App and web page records
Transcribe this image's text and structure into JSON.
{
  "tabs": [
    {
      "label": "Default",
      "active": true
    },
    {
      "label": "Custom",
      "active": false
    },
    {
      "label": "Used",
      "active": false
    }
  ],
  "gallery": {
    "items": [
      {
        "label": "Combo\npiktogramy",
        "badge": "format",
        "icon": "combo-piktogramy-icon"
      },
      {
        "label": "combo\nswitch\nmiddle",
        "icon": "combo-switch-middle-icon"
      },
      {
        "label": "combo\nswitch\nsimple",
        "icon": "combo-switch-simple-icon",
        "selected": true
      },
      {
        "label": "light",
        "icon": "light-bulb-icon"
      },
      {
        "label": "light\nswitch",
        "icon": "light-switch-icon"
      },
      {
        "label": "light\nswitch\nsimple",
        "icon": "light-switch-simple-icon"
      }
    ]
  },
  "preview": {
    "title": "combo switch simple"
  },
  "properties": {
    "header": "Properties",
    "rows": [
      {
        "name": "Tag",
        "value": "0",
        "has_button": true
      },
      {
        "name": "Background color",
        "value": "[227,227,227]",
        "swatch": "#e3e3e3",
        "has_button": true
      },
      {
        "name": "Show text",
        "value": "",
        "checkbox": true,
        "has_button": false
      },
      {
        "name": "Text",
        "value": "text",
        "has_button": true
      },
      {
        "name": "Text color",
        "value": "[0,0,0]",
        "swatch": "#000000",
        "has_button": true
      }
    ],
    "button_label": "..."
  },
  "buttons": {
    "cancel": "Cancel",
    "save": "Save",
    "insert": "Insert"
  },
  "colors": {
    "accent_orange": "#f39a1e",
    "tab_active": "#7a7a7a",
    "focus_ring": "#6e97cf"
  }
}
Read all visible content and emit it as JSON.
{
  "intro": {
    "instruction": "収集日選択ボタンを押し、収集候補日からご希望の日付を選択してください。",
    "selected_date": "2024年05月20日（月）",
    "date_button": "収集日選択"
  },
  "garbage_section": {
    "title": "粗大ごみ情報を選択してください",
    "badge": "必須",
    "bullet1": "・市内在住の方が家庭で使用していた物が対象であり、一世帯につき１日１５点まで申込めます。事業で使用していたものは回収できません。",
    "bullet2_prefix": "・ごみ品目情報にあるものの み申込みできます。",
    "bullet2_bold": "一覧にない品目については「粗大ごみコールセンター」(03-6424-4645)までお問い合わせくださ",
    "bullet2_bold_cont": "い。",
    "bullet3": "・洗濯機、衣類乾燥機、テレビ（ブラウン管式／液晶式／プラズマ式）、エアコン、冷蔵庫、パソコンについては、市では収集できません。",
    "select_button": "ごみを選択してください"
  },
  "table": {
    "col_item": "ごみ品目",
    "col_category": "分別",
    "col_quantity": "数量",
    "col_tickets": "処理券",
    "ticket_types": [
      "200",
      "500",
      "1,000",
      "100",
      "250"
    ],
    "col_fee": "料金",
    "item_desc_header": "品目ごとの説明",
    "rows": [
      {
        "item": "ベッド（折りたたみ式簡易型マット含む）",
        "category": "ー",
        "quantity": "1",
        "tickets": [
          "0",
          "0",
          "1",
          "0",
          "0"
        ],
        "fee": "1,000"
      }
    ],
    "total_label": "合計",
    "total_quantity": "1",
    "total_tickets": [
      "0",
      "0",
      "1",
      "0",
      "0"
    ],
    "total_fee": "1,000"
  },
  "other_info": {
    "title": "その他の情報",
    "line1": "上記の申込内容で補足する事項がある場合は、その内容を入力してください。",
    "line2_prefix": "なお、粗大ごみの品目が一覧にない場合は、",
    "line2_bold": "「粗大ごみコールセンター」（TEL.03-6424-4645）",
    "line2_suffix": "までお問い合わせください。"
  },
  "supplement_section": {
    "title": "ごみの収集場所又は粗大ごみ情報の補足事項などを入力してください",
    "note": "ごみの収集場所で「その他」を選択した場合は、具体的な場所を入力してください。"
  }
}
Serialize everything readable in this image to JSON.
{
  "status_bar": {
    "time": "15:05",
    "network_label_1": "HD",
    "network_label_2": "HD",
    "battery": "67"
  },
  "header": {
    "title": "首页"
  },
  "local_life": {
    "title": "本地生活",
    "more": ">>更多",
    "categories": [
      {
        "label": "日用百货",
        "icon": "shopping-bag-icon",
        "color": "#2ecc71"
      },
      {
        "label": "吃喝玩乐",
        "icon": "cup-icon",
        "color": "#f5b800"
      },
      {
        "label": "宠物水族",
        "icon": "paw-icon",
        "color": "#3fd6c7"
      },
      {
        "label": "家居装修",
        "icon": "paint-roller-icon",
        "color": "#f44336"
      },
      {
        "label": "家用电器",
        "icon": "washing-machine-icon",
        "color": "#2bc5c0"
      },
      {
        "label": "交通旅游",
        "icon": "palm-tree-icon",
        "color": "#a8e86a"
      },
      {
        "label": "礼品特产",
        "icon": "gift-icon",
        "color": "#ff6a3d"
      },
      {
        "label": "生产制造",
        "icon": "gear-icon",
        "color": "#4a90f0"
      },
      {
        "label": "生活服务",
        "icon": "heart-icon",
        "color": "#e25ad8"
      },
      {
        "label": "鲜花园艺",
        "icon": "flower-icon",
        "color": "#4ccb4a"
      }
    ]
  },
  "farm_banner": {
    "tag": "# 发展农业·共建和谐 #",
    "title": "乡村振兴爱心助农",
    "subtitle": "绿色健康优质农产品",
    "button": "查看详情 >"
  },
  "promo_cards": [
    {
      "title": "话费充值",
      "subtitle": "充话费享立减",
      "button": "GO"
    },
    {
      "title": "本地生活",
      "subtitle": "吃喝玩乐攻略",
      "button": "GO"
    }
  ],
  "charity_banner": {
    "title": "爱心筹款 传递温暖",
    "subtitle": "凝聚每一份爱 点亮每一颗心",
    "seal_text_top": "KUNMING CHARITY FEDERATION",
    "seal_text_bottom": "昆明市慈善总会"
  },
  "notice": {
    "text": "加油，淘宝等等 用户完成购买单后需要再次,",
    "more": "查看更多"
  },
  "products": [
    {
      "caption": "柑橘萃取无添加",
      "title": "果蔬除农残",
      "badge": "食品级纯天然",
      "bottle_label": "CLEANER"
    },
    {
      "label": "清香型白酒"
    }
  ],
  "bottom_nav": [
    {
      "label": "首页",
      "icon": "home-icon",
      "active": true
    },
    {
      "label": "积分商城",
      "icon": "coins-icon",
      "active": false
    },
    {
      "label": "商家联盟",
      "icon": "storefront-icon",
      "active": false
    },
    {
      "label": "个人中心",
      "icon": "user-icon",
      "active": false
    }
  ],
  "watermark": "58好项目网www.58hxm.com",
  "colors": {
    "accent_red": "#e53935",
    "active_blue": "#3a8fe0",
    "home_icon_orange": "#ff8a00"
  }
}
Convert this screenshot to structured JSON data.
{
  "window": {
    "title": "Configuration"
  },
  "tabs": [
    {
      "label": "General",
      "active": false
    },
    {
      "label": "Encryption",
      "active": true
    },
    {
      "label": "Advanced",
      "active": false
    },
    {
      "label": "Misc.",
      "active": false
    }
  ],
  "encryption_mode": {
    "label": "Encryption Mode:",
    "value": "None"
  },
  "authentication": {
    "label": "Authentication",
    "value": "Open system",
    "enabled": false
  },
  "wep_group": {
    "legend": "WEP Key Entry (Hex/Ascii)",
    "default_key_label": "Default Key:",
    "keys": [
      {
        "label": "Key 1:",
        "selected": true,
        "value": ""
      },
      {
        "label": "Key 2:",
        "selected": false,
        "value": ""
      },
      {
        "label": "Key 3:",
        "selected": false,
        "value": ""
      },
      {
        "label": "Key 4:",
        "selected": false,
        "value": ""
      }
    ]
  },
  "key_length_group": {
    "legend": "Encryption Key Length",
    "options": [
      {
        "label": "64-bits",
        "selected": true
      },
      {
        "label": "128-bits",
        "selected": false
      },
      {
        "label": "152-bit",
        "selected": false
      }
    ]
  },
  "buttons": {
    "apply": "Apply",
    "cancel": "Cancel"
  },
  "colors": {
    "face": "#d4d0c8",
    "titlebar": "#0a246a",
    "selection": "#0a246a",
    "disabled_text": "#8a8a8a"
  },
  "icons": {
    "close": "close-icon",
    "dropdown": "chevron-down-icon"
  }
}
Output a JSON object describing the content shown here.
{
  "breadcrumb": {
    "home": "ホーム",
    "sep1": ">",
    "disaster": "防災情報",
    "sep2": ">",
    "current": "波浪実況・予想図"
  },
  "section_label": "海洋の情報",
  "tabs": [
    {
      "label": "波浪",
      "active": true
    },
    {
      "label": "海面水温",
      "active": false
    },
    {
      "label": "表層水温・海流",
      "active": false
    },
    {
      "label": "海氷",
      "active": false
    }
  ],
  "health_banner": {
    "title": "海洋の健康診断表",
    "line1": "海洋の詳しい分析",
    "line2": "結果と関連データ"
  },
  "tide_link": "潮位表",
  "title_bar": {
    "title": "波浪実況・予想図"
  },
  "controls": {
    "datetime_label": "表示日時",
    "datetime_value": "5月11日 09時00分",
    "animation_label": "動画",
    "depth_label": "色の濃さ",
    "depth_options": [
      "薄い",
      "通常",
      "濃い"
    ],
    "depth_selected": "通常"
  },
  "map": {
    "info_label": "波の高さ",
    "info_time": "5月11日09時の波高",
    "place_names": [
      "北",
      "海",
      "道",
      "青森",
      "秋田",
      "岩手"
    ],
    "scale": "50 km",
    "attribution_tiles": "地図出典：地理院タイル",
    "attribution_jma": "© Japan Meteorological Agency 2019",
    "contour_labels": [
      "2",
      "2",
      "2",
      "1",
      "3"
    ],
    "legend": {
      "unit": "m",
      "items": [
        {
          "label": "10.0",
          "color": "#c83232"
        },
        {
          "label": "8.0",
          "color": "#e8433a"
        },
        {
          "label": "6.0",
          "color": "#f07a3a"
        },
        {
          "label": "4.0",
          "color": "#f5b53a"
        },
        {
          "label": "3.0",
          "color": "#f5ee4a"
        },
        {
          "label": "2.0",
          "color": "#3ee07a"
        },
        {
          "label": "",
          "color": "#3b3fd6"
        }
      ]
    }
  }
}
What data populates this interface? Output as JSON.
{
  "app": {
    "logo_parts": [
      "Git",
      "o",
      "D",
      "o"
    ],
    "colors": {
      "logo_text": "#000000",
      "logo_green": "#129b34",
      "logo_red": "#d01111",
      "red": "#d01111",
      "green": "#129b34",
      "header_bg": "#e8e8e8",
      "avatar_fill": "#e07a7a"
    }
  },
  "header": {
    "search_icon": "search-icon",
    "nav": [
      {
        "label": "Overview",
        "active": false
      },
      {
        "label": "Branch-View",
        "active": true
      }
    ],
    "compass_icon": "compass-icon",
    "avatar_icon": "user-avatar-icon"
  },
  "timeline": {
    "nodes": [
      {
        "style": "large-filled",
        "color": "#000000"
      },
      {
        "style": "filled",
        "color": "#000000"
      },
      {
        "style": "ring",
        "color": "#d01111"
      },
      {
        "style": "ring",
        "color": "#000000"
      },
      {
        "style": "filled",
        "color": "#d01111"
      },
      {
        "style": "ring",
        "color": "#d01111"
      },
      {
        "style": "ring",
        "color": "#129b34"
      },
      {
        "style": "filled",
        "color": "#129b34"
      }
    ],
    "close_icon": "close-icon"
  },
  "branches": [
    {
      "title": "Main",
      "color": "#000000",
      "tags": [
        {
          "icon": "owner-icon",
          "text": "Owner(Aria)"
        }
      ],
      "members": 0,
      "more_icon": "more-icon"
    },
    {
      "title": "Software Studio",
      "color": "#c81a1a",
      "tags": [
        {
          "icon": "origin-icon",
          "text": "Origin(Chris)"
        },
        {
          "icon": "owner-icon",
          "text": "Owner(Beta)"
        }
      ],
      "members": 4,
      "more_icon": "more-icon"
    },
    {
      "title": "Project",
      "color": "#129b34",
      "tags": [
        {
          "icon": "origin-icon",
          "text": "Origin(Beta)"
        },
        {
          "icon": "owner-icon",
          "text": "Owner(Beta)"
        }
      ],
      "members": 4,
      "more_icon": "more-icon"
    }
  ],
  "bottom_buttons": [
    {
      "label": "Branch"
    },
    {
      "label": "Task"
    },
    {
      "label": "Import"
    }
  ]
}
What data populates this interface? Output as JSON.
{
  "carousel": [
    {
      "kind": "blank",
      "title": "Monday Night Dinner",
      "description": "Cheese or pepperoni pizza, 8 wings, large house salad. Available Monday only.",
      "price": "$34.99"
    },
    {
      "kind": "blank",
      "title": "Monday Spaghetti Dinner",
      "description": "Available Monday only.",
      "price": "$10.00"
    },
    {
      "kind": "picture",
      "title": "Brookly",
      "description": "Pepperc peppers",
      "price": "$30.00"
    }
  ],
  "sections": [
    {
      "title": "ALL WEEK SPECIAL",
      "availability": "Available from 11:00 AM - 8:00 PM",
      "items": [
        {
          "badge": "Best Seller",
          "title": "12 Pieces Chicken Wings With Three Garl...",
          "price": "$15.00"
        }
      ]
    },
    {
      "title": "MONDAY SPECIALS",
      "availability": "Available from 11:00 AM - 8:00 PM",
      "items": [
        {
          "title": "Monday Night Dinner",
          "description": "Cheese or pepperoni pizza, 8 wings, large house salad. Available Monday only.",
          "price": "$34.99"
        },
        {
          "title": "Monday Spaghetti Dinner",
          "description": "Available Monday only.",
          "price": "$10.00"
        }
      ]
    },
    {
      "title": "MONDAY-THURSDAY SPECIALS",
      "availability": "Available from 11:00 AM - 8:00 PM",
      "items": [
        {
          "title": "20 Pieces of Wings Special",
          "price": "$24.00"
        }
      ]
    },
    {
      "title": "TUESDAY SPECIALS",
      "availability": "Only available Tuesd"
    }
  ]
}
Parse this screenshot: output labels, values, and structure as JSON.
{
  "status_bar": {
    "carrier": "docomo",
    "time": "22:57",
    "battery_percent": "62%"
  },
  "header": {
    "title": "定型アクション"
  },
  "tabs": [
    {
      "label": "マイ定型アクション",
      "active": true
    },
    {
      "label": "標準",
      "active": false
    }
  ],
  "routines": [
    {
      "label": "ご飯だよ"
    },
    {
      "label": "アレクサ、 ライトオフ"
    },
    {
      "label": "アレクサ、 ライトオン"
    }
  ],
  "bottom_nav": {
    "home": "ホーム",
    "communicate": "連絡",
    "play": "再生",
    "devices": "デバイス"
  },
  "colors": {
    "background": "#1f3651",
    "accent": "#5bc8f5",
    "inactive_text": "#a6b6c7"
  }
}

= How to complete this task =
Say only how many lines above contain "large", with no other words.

= Response area =
3